In previous years the quota had been set at about 20% of the population estimate, and sometimes significantly lower than that due to conservation concern for the population. When there is a mortality concern, the Tongass Land Management Plan directs the U.S. Forest Service to “assist in managing legal and illegal wolf mortality rates to within sustainable levels” and to “develop and implement a wolf habitat management program in conjunction with” the Alaska Department of Fish and Game and U.S. Fish and Wildlife Service. The Forest Service finalized that plan in 2017.
Alexander Archipelago wolves and their rainforest home are under continued threats from industrial logging, road building, unsustainable trapping and hunting and large-scale habitat loss.
The population of Prince of Wales Island wolves decreased from an estimated mean of 336 animals in 1994, and 326 in 2003, to 221 in 2013 and just 89 animals in 2014.
Concern about the animal’s survival led the Forest Service, U.S. Fish and Wildlife Service and the Alaska Department of Fish and Game to develop a Wolf Habitat Management Program. The program identified the key components of wolf management on Prince of Wales and surrounding islands as deer habitat, roads, mortality, den management and human dimensions. providing key recommendations in each category.
This interagency group considered quotas to be an important management tool in regulating mortality, as reflected in these harvest management recommendations:
- Maintain flexibility in quota management to alter quotas on a yearly basis to ensure wolf population and harvest sustainability;
- Continue to incorporate unreported human-caused mortality rates in developing wolf harvest quotas using best available data;
- Monitor the wolf population to help evaluate program effectiveness;
- Prioritize and increase enforcement in pre-season and beginning of season, increase enforcement capabilities and prioritize wolf-trapping season patrols in the game management unit.
Following implementation of lower quotas, the population recovered from a low mean estimate of 89 wolves in fall 2014 to 231 animals in fall 2016 and 225 wolves in fall 2017 before dropping to a mean estimate of 170 animals in fall 2018. The population estimates take several months to develop, so the fall 2019 estimate will not be available until August or September.
In addition to eliminating the wolf quota, the Alaska Department of Fish and Game also removed in-season monitoring of wolf mortality in the management unit. The department gave trappers more time to bring killed wolves to state officials for tagging and counting. The new deadline is up to 30 days after the trapping season ends, instead of 14 days after the animals are killed.
Gwen Dobbs, Defenders of Wildlife, (202) 772-0269, firstname.lastname@example.org
Shaye Wolf, Center for Biological Diversity, (415) 385-5746, email@example.com
Sally Schlichting, Southeast Alaska Conservation Council, (907) 957-3488, firstname.lastname@example.org
Defenders of Wildlife is dedicated to the protection of all native animals and plants in their natural communities. With over 1.8 million members and activists, Defenders of Wildlife is a leading advocate for innovative solutions to safeguard our wildlife heritage for generations to come. For more information, visit Defenders.org/newsroom and follow us on Twitter @Defenders.

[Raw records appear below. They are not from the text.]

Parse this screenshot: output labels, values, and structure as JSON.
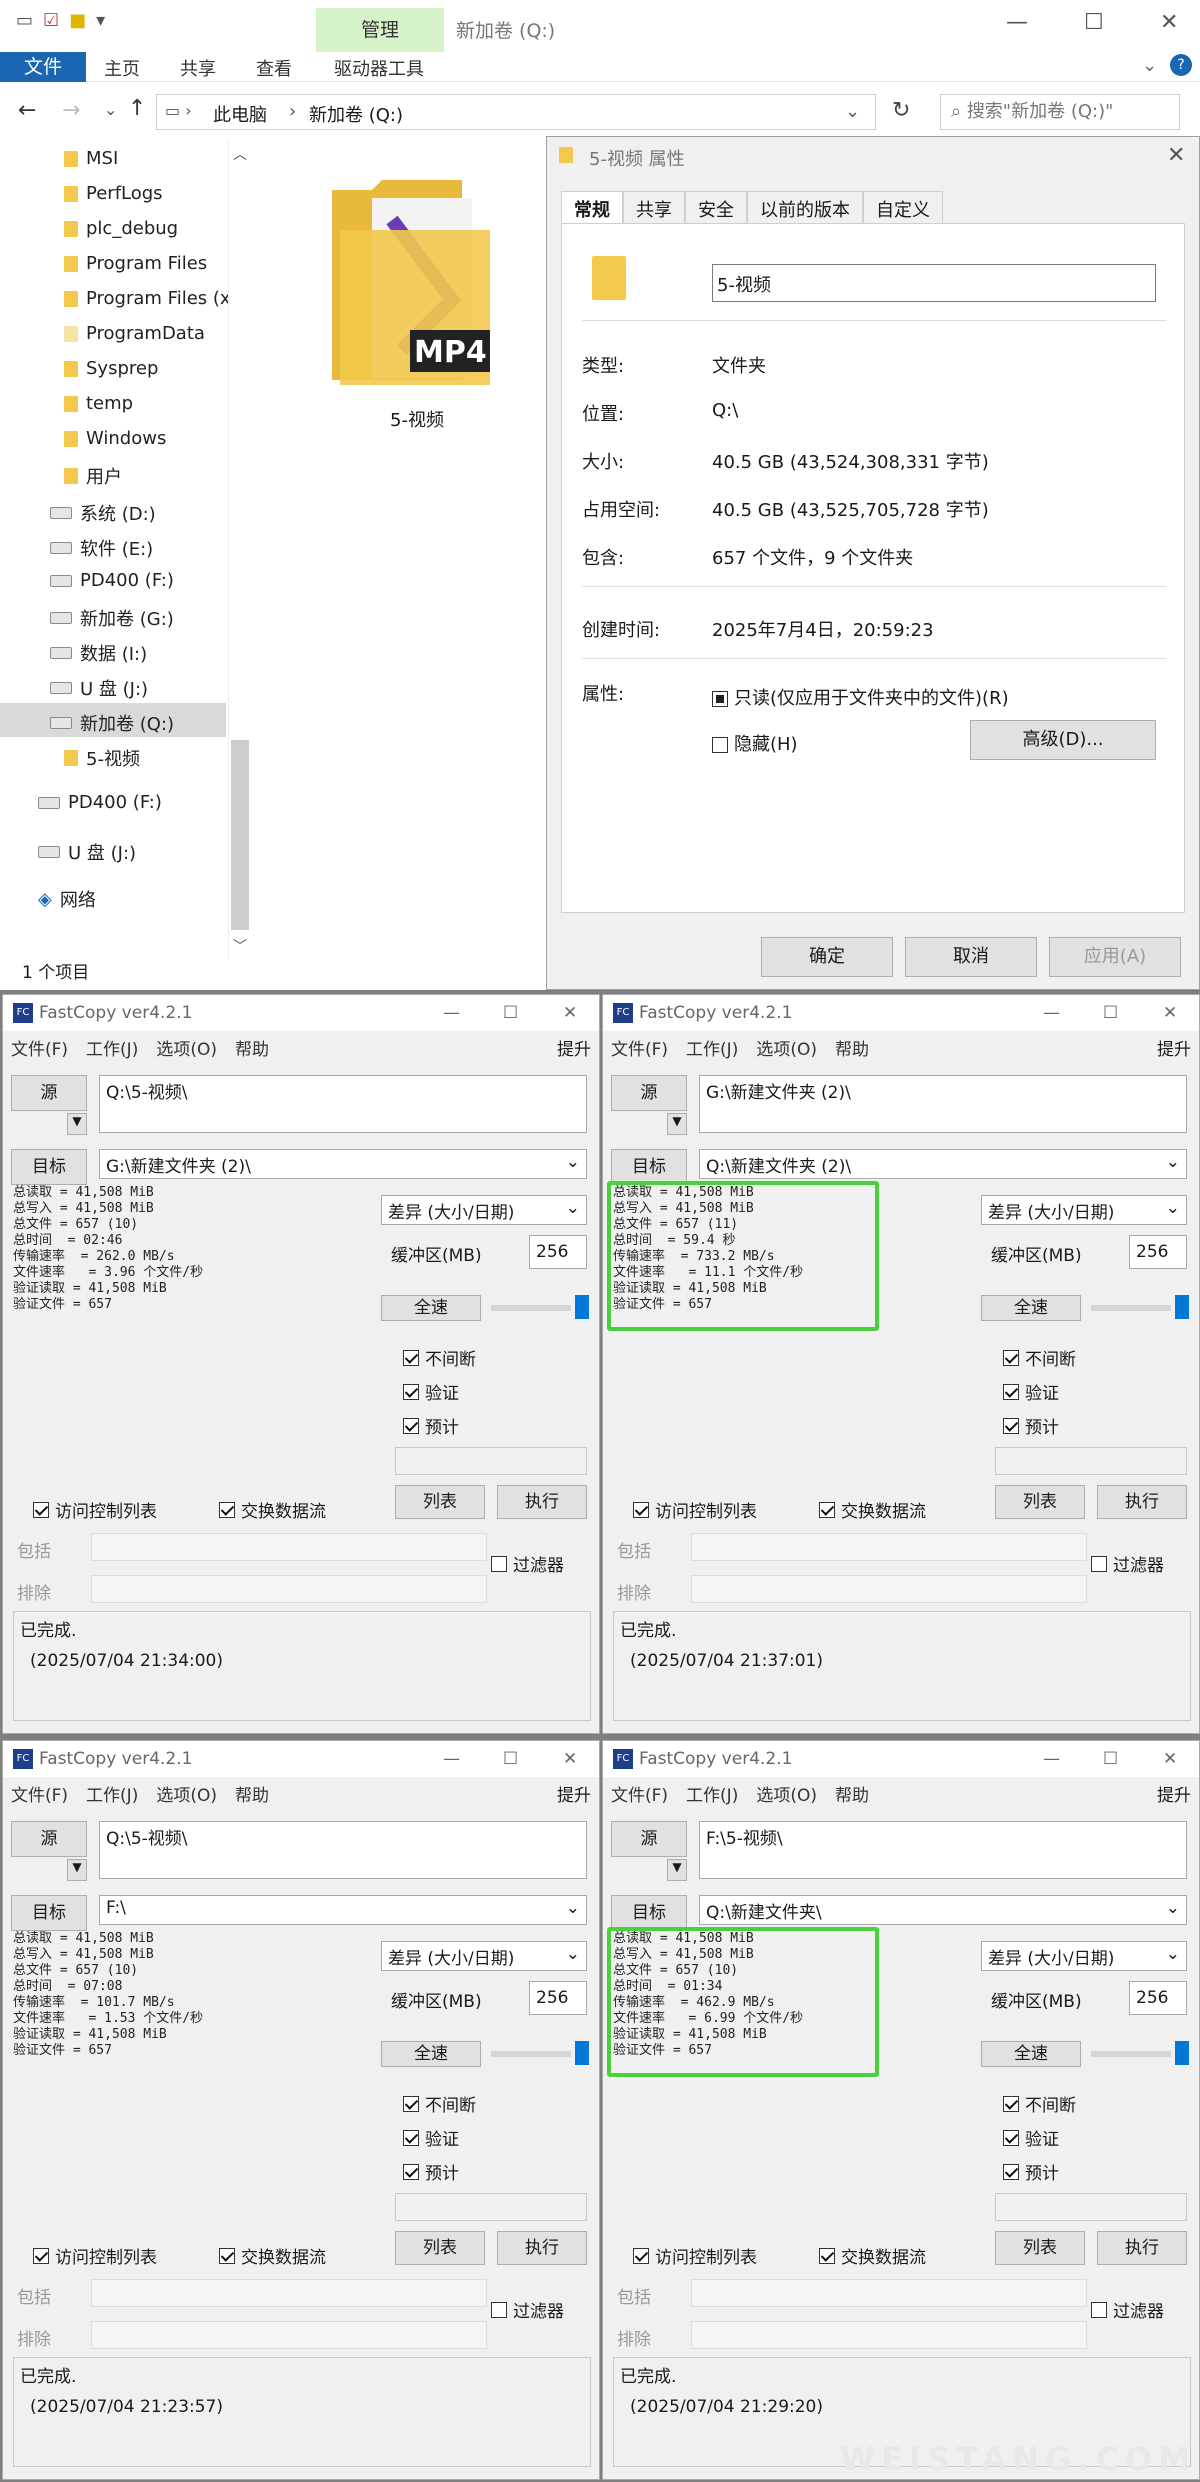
{
  "explorer": {
    "title": "新加卷 (Q:)",
    "manage_tab": "管理",
    "ribbon": {
      "file": "文件",
      "home": "主页",
      "share": "共享",
      "view": "查看",
      "drive_tools": "驱动器工具"
    },
    "breadcrumb": [
      "此电脑",
      "新加卷 (Q:)"
    ],
    "search_placeholder": "搜索\"新加卷 (Q:)\"",
    "nav_items": [
      "MSI",
      "PerfLogs",
      "plc_debug",
      "Program Files",
      "Program Files (x",
      "ProgramData",
      "Sysprep",
      "temp",
      "Windows",
      "用户",
      "系统 (D:)",
      "软件 (E:)",
      "PD400 (F:)",
      "新加卷 (G:)",
      "数据 (I:)",
      "U 盘 (J:)",
      "新加卷 (Q:)",
      "5-视频",
      "PD400 (F:)",
      "U 盘 (J:)",
      "网络"
    ],
    "folder_name": "5-视频",
    "mp4_label": "MP4",
    "status": "1 个项目"
  },
  "props": {
    "title": "5-视频 属性",
    "tabs": [
      "常规",
      "共享",
      "安全",
      "以前的版本",
      "自定义"
    ],
    "name_value": "5-视频",
    "type_label": "类型:",
    "type_value": "文件夹",
    "loc_label": "位置:",
    "loc_value": "Q:\\",
    "size_label": "大小:",
    "size_value": "40.5 GB (43,524,308,331 字节)",
    "disk_label": "占用空间:",
    "disk_value": "40.5 GB (43,525,705,728 字节)",
    "contains_label": "包含:",
    "contains_value": "657 个文件，9 个文件夹",
    "created_label": "创建时间:",
    "created_value": "2025年7月4日，20:59:23",
    "attr_label": "属性:",
    "readonly": "只读(仅应用于文件夹中的文件)(R)",
    "hidden": "隐藏(H)",
    "advanced": "高级(D)...",
    "ok": "确定",
    "cancel": "取消",
    "apply": "应用(A)"
  },
  "fastcopy": [
    {
      "title": "FastCopy ver4.2.1",
      "src": "Q:\\5-视频\\",
      "dst": "G:\\新建文件夹 (2)\\",
      "log": "总读取 = 41,508 MiB\n总写入 = 41,508 MiB\n总文件 = 657 (10)\n总时间  = 02:46\n传输速率  = 262.0 MB/s\n文件速率   = 3.96 个文件/秒\n验证读取 = 41,508 MiB\n验证文件 = 657",
      "done": "已完成.",
      "time": "(2025/07/04 21:34:00)",
      "highlight": false
    },
    {
      "title": "FastCopy ver4.2.1",
      "src": "G:\\新建文件夹 (2)\\",
      "dst": "Q:\\新建文件夹 (2)\\",
      "log": "总读取 = 41,508 MiB\n总写入 = 41,508 MiB\n总文件 = 657 (11)\n总时间  = 59.4 秒\n传输速率  = 733.2 MB/s\n文件速率   = 11.1 个文件/秒\n验证读取 = 41,508 MiB\n验证文件 = 657",
      "done": "已完成.",
      "time": "(2025/07/04 21:37:01)",
      "highlight": true
    },
    {
      "title": "FastCopy ver4.2.1",
      "src": "Q:\\5-视频\\",
      "dst": "F:\\",
      "log": "总读取 = 41,508 MiB\n总写入 = 41,508 MiB\n总文件 = 657 (10)\n总时间  = 07:08\n传输速率  = 101.7 MB/s\n文件速率   = 1.53 个文件/秒\n验证读取 = 41,508 MiB\n验证文件 = 657",
      "done": "已完成.",
      "time": "(2025/07/04 21:23:57)",
      "highlight": false
    },
    {
      "title": "FastCopy ver4.2.1",
      "src": "F:\\5-视频\\",
      "dst": "Q:\\新建文件夹\\",
      "log": "总读取 = 41,508 MiB\n总写入 = 41,508 MiB\n总文件 = 657 (10)\n总时间  = 01:34\n传输速率  = 462.9 MB/s\n文件速率   = 6.99 个文件/秒\n验证读取 = 41,508 MiB\n验证文件 = 657",
      "done": "已完成.",
      "time": "(2025/07/04 21:29:20)",
      "highlight": true
    }
  ],
  "fc_common": {
    "menu": [
      "文件(F)",
      "工作(J)",
      "选项(O)",
      "帮助"
    ],
    "upr": "提升",
    "src_btn": "源",
    "dst_btn": "目标",
    "mode": "差异 (大小/日期)",
    "buffer_label": "缓冲区(MB)",
    "buffer_value": "256",
    "fullspeed": "全速",
    "nonstop": "不间断",
    "verify": "验证",
    "estimate": "预计",
    "acl": "访问控制列表",
    "ads": "交换数据流",
    "list": "列表",
    "exec": "执行",
    "include": "包括",
    "exclude": "排除",
    "filter": "过滤器"
  },
  "watermark": "WEISTANG.COM"
}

The Center for Biological Diversity is a national, nonprofit conservation organization with more than 1.7 million members and online activists dedicated to the protection of endangered species and wild places.

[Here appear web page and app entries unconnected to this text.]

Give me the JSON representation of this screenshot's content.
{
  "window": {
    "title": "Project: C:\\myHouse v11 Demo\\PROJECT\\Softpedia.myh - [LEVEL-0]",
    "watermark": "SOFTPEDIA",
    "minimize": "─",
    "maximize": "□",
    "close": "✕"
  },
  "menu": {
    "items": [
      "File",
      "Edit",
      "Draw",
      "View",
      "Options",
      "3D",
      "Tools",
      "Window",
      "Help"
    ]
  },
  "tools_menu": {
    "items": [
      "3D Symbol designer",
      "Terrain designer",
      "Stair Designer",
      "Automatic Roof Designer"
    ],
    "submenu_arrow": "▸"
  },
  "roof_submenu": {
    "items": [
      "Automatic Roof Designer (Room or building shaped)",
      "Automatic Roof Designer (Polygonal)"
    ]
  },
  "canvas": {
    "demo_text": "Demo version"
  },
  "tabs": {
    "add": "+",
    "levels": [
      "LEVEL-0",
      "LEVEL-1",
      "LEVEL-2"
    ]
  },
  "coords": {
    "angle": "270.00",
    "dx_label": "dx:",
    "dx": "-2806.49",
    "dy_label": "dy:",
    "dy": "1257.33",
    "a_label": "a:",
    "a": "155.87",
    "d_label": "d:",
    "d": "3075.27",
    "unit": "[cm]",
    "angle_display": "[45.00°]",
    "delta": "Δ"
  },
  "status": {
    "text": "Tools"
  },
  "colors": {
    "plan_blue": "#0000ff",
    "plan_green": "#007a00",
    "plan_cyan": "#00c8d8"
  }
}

For 50 years, Southeast Alaska Conservation Council has been Southeast Alaska's grassroots voice in conservation. We work to protect the Tongass National Forest, Inside Passage, and our unique Southeast Alaska way of life. Learn more about SEACC at seacc.org, our Facebook page or on Instagram @southeast_ak_wild.